Such American business people have signed on to a model of philanthropy – known as for-profit philanthropy, or philanthropreneurship – that seeks a double bottom line: maximum financial return and maximum social return. 

American “philanthropreneurs” do not seek tax credits or tax breaks for their investments, according to Abramson. “It is all about taking a chance,” he said, “but taking a chance in places where banks would normally not go.”

Most philanthropreneurship involves investing in microloans, or small loans, in poor, rural places around the world. Economist and Fulbright scholar Muhammad Yunus was awarded the Nobel Peace Prize in 2006 for his pioneering efforts in offering through his Grameen Bank small loans at low interest rates without collateral to 7 million poor Bangladeshis. (See related article.) 

Philanthropreneurs believe that it is appropriate and important for the market to operate with a double bottom line, according to Mark Rosenman, public service professor at the Union Institute and University in Cincinnati, because they are making an investment in underserved people in neglected places.

For example, Pierre M. Omidyar, founder and chief executive officer of eBay, the online auction house, is pouring capital and money into microloans around the world, and Google, the online search engine based in California, is partnering with the Acumen Fund, whose portfolio includes for-profit irrigation, health and low-cost mortgage projects in India, Kenya and Pakistan.

The commercialization of philanthropy attracts not just philanthropic dollars but ultimately investment dollars because the projects are profitable. America’s new philanthropreneurs follow the same model they use in business by becoming engaged in their investments.
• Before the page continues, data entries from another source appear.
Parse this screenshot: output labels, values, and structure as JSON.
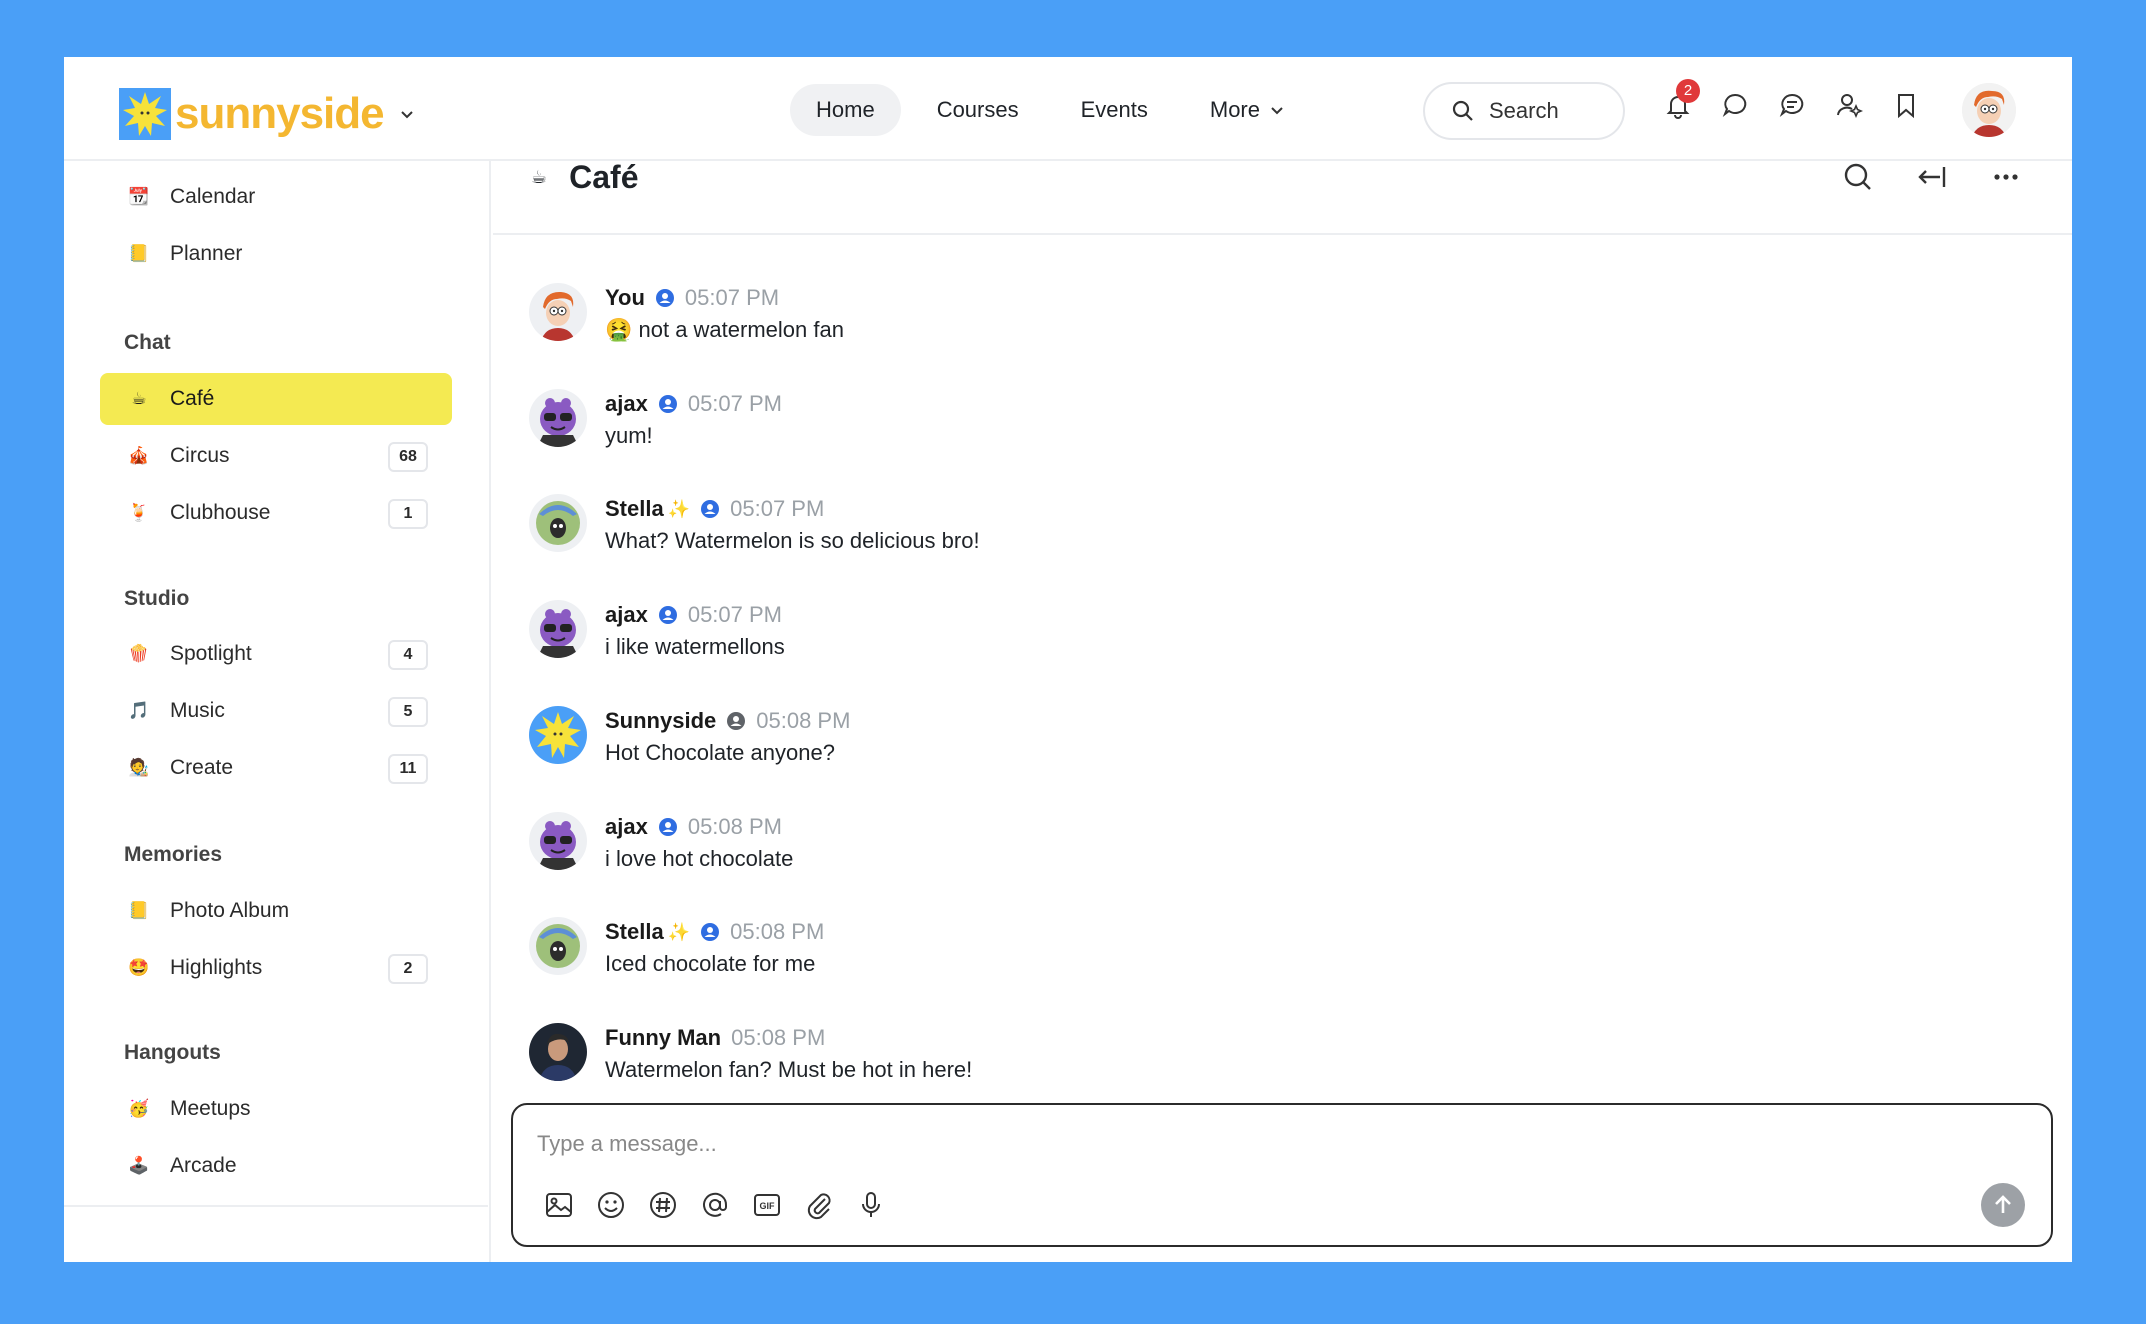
{
  "header": {
    "logo_text": "sunnyside",
    "nav": [
      "Home",
      "Courses",
      "Events",
      "More"
    ],
    "search_label": "Search",
    "notification_count": "2"
  },
  "sidebar": {
    "top_items": [
      {
        "emoji": "📆",
        "label": "Calendar"
      },
      {
        "emoji": "📒",
        "label": "Planner"
      }
    ],
    "groups": [
      {
        "title": "Chat",
        "items": [
          {
            "emoji": "☕",
            "label": "Café",
            "count": ""
          },
          {
            "emoji": "🎪",
            "label": "Circus",
            "count": "68"
          },
          {
            "emoji": "🍹",
            "label": "Clubhouse",
            "count": "1"
          }
        ]
      },
      {
        "title": "Studio",
        "items": [
          {
            "emoji": "🍿",
            "label": "Spotlight",
            "count": "4"
          },
          {
            "emoji": "🎵",
            "label": "Music",
            "count": "5"
          },
          {
            "emoji": "🧑‍🎨",
            "label": "Create",
            "count": "11"
          }
        ]
      },
      {
        "title": "Memories",
        "items": [
          {
            "emoji": "📒",
            "label": "Photo Album",
            "count": ""
          },
          {
            "emoji": "🤩",
            "label": "Highlights",
            "count": "2"
          }
        ]
      },
      {
        "title": "Hangouts",
        "items": [
          {
            "emoji": "🥳",
            "label": "Meetups",
            "count": ""
          },
          {
            "emoji": "🕹️",
            "label": "Arcade",
            "count": ""
          }
        ]
      }
    ]
  },
  "channel": {
    "emoji": "☕",
    "title": "Café"
  },
  "messages": [
    {
      "name": "You",
      "spark": "",
      "time": "05:07 PM",
      "text": "🤮 not a watermelon fan",
      "avatar": "fry",
      "verified": "blue"
    },
    {
      "name": "ajax",
      "spark": "",
      "time": "05:07 PM",
      "text": "yum!",
      "avatar": "ajax",
      "verified": "blue"
    },
    {
      "name": "Stella",
      "spark": "✨",
      "time": "05:07 PM",
      "text": "What? Watermelon is so delicious bro!",
      "avatar": "stella",
      "verified": "blue"
    },
    {
      "name": "ajax",
      "spark": "",
      "time": "05:07 PM",
      "text": "i like watermellons",
      "avatar": "ajax",
      "verified": "blue"
    },
    {
      "name": "Sunnyside",
      "spark": "",
      "time": "05:08 PM",
      "text": "Hot Chocolate anyone?",
      "avatar": "sunnyside",
      "verified": "gray"
    },
    {
      "name": "ajax",
      "spark": "",
      "time": "05:08 PM",
      "text": "i love hot chocolate",
      "avatar": "ajax",
      "verified": "blue"
    },
    {
      "name": "Stella",
      "spark": "✨",
      "time": "05:08 PM",
      "text": "Iced chocolate for me",
      "avatar": "stella",
      "verified": "blue"
    },
    {
      "name": "Funny Man",
      "spark": "",
      "time": "05:08 PM",
      "text": "Watermelon fan? Must be hot in here!",
      "avatar": "funnyman",
      "verified": ""
    }
  ],
  "composer": {
    "placeholder": "Type a message...",
    "tools": [
      "image-icon",
      "emoji-icon",
      "hashtag-icon",
      "mention-icon",
      "gif-icon",
      "attachment-icon",
      "microphone-icon"
    ]
  },
  "colors": {
    "background": "#4a9ff7",
    "active_channel": "#f4ea52",
    "brand_text": "#f4b731",
    "verified_blue": "#2f6de1",
    "badge_red": "#e0393a"
  }
}
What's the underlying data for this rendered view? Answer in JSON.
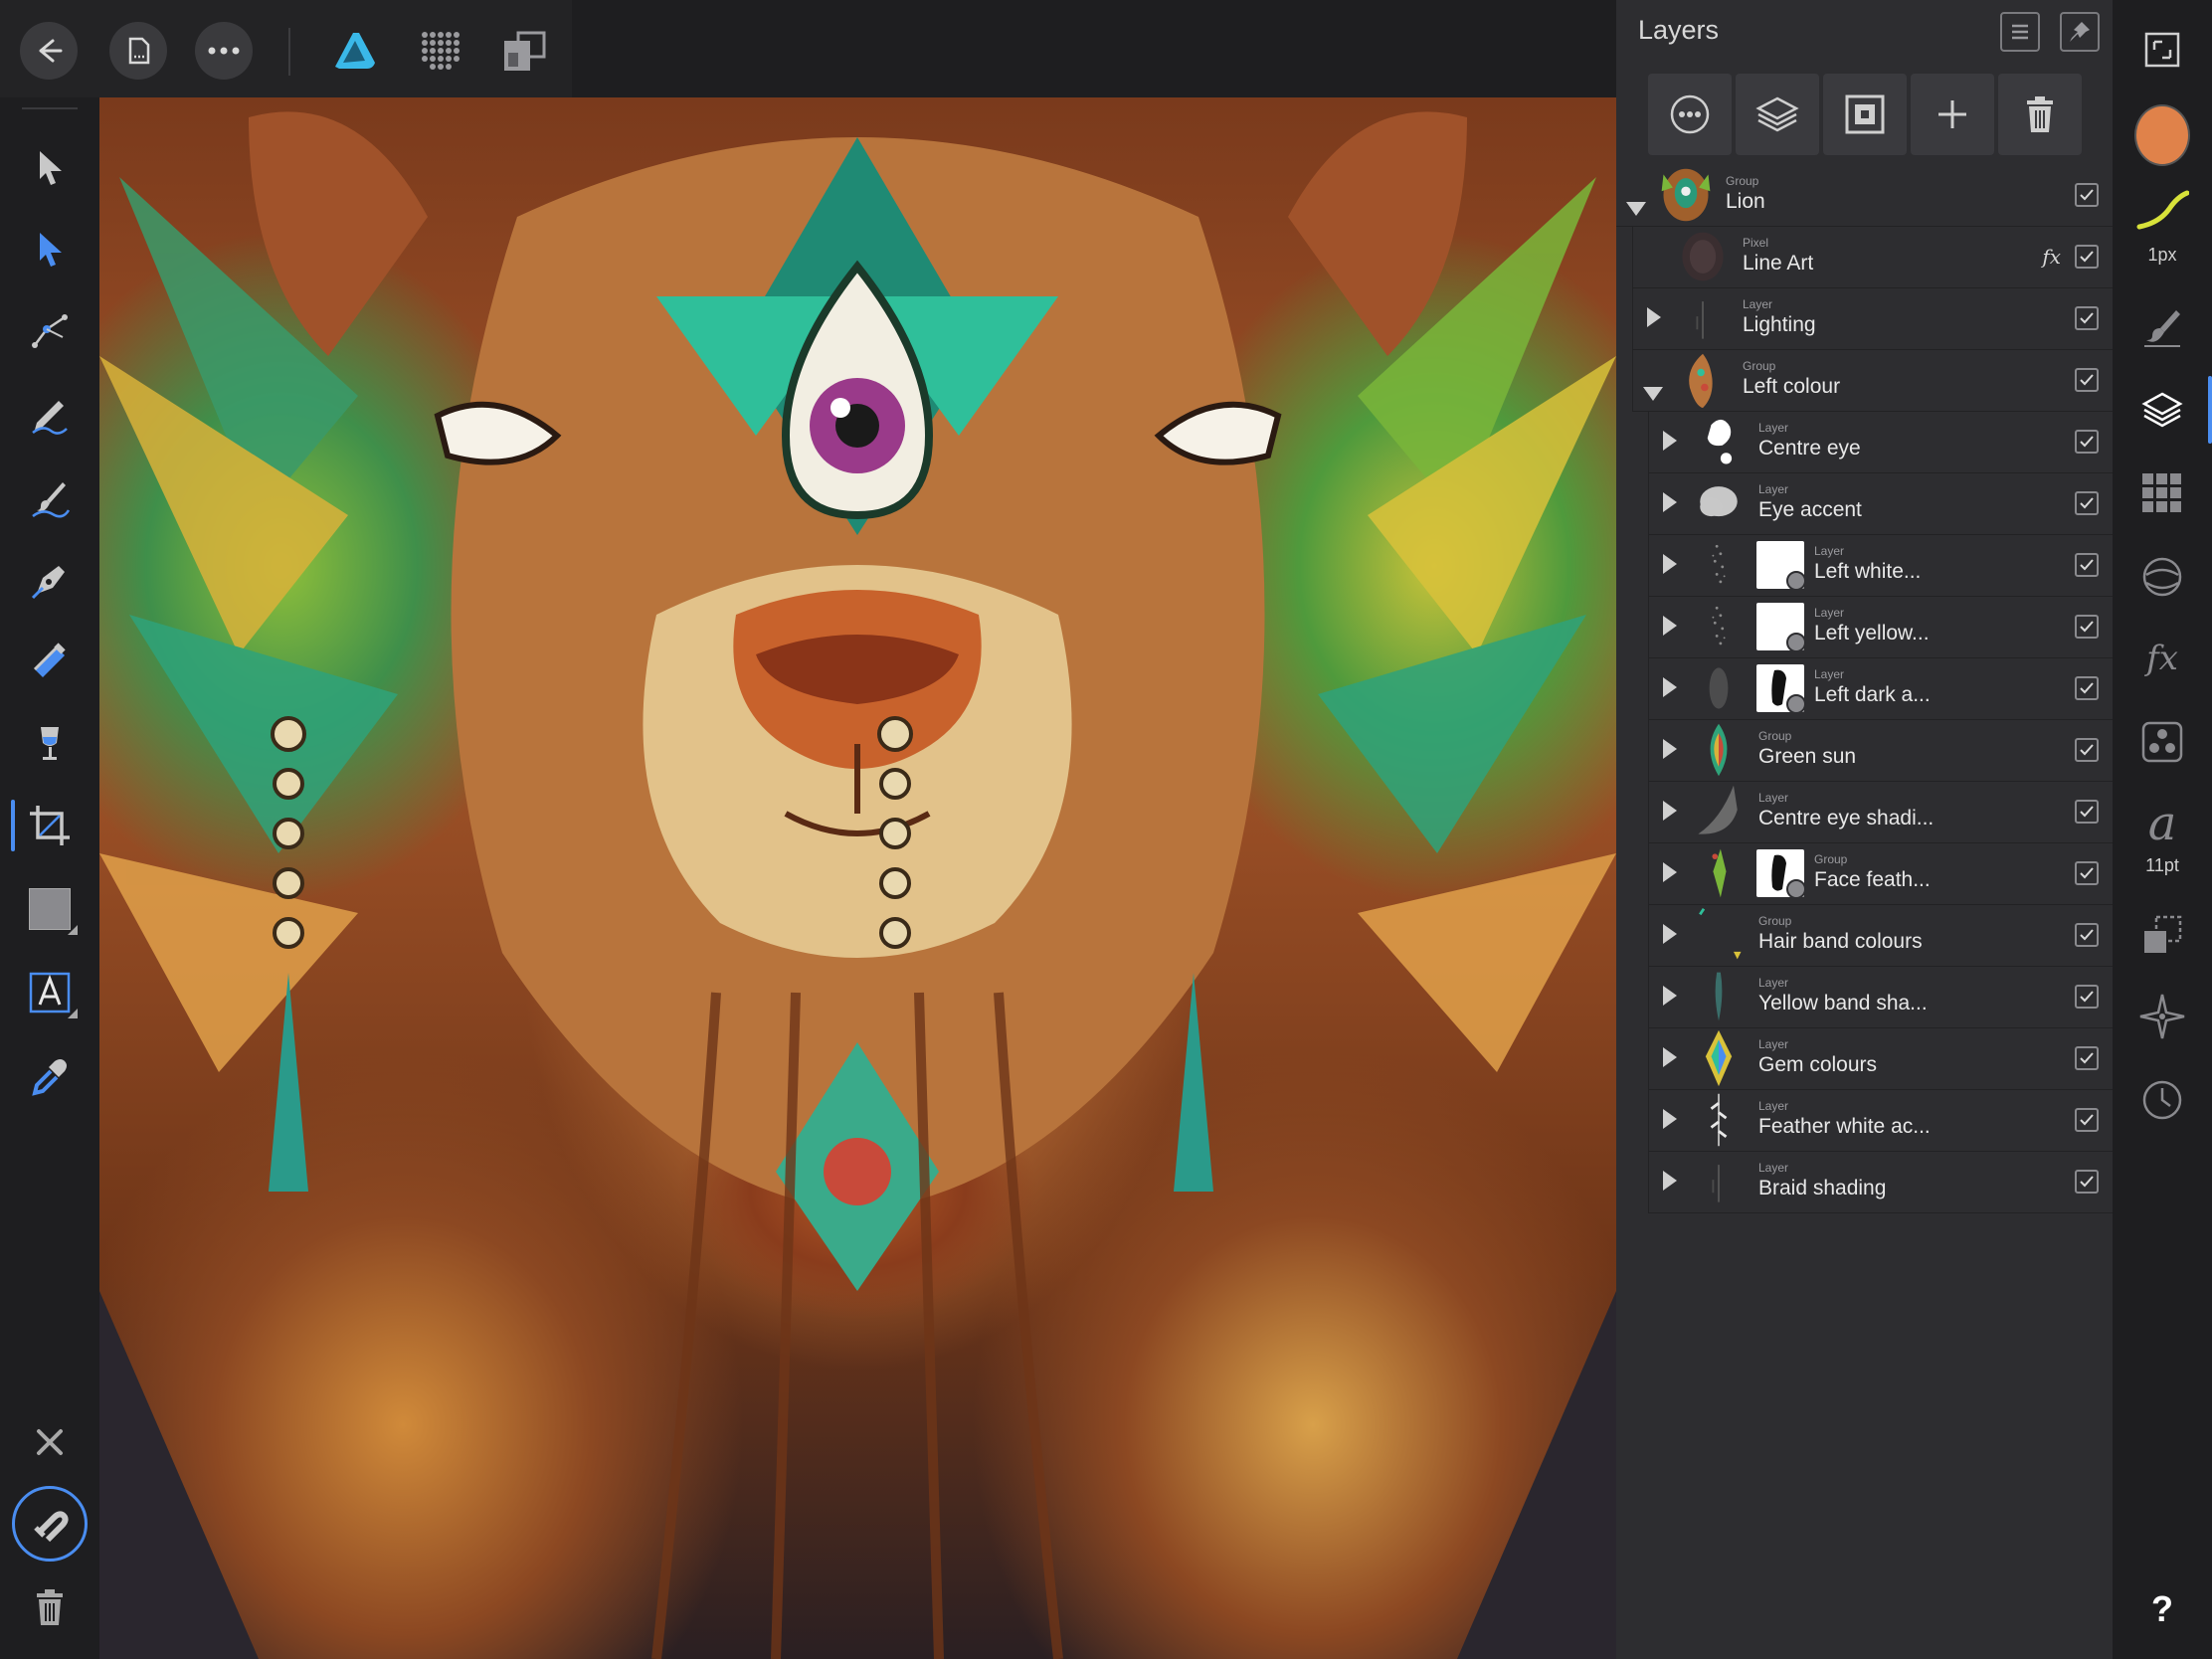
{
  "topbar": {
    "buttons": [
      {
        "name": "back-icon"
      },
      {
        "name": "document-icon"
      },
      {
        "name": "more-icon"
      },
      {
        "name": "designer-persona-icon"
      },
      {
        "name": "pixel-persona-icon"
      },
      {
        "name": "export-persona-icon"
      }
    ]
  },
  "tools": [
    {
      "name": "move-tool-icon"
    },
    {
      "name": "node-tool-icon"
    },
    {
      "name": "corner-tool-icon"
    },
    {
      "name": "pencil-tool-icon"
    },
    {
      "name": "vector-brush-tool-icon"
    },
    {
      "name": "pen-tool-icon"
    },
    {
      "name": "fill-tool-icon"
    },
    {
      "name": "transparency-tool-icon"
    },
    {
      "name": "crop-tool-icon"
    },
    {
      "name": "rectangle-tool-icon"
    },
    {
      "name": "artistic-text-tool-icon"
    },
    {
      "name": "color-picker-tool-icon"
    }
  ],
  "bottom_tools": [
    {
      "name": "close-icon"
    },
    {
      "name": "snapping-icon"
    },
    {
      "name": "delete-icon"
    }
  ],
  "layers_panel": {
    "title": "Layers",
    "toolbar": [
      {
        "name": "layer-options-icon"
      },
      {
        "name": "layer-stack-icon"
      },
      {
        "name": "mask-icon"
      },
      {
        "name": "add-layer-icon"
      },
      {
        "name": "delete-layer-icon"
      }
    ],
    "rows": [
      {
        "type": "Group",
        "name": "Lion",
        "expanded": true,
        "depth": 0,
        "thumb": "lion",
        "visible": true
      },
      {
        "type": "Pixel",
        "name": "Line Art",
        "depth": 1,
        "thumb": "lineart",
        "fx": "fx",
        "visible": true
      },
      {
        "type": "Layer",
        "name": "Lighting",
        "expanded": false,
        "depth": 1,
        "thumb": "faint",
        "visible": true,
        "accent": true
      },
      {
        "type": "Group",
        "name": "Left colour",
        "expanded": true,
        "depth": 1,
        "thumb": "colour",
        "visible": true
      },
      {
        "type": "Layer",
        "name": "Centre eye",
        "expanded": false,
        "depth": 2,
        "thumb": "whiteblob",
        "visible": true,
        "accent": true
      },
      {
        "type": "Layer",
        "name": "Eye accent",
        "expanded": false,
        "depth": 2,
        "thumb": "cloud",
        "visible": true
      },
      {
        "type": "Layer",
        "name": "Left white...",
        "expanded": false,
        "depth": 2,
        "thumb": "speckle",
        "mask": "white",
        "visible": true,
        "accent": true
      },
      {
        "type": "Layer",
        "name": "Left yellow...",
        "expanded": false,
        "depth": 2,
        "thumb": "speckle",
        "mask": "white",
        "visible": true
      },
      {
        "type": "Layer",
        "name": "Left dark a...",
        "expanded": false,
        "depth": 2,
        "thumb": "darkspeckle",
        "mask": "black",
        "visible": true
      },
      {
        "type": "Group",
        "name": "Green sun",
        "expanded": false,
        "depth": 2,
        "thumb": "greensun",
        "visible": true
      },
      {
        "type": "Layer",
        "name": "Centre eye shadi...",
        "expanded": false,
        "depth": 2,
        "thumb": "crescent",
        "visible": true,
        "accent": true
      },
      {
        "type": "Group",
        "name": "Face feath...",
        "expanded": false,
        "depth": 2,
        "thumb": "feather",
        "mask": "black",
        "visible": true
      },
      {
        "type": "Group",
        "name": "Hair band colours",
        "expanded": false,
        "depth": 2,
        "thumb": "bits",
        "visible": true
      },
      {
        "type": "Layer",
        "name": "Yellow band sha...",
        "expanded": false,
        "depth": 2,
        "thumb": "teal",
        "visible": true,
        "accent": true
      },
      {
        "type": "Layer",
        "name": "Gem colours",
        "expanded": false,
        "depth": 2,
        "thumb": "gems",
        "visible": true,
        "accent": true
      },
      {
        "type": "Layer",
        "name": "Feather white ac...",
        "expanded": false,
        "depth": 2,
        "thumb": "whitefeather",
        "visible": true,
        "accent": true
      },
      {
        "type": "Layer",
        "name": "Braid shading",
        "expanded": false,
        "depth": 2,
        "thumb": "faint",
        "visible": true,
        "accent": true
      }
    ]
  },
  "studio": {
    "brush_size": "1px",
    "font_size": "11pt",
    "color": "#e0824a",
    "help": "?",
    "icons": [
      {
        "name": "fullscreen-icon"
      },
      {
        "name": "color-swatch-icon"
      },
      {
        "name": "stroke-icon"
      },
      {
        "name": "brushes-icon"
      },
      {
        "name": "layers-icon"
      },
      {
        "name": "swatches-icon"
      },
      {
        "name": "appearance-icon"
      },
      {
        "name": "effects-icon"
      },
      {
        "name": "styles-icon"
      },
      {
        "name": "text-styles-icon"
      },
      {
        "name": "transform-icon"
      },
      {
        "name": "navigator-icon"
      },
      {
        "name": "history-icon"
      },
      {
        "name": "help-icon"
      }
    ]
  },
  "colors": {
    "accent_blue": "#4a8df0",
    "persona_teal": "#3ab8e8",
    "panel_bg": "#2d2d30"
  }
}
With the loans, the investors offer community workshops, training and group meetings with local business owners.

“There is peer pressure to succeed and peer pressure to repay the loans,” Abramson said.

Because microfinance has had a particularly empowering impact on the economic lives of women around the world, experts say, many microloans are given to women because women have a track record of entrepreneurial success and entire families and communities are seeing the benefits in schools, health clinics and workplaces. (See related article.)

For more information, see Volunteerism and the eJournal, Giving: U.S. Philanthropy.

(USINFO is produced by the Bureau of International Information Programs, U.S. Department of State. Web site:

By Carolee Walker
USINFO Staff Writer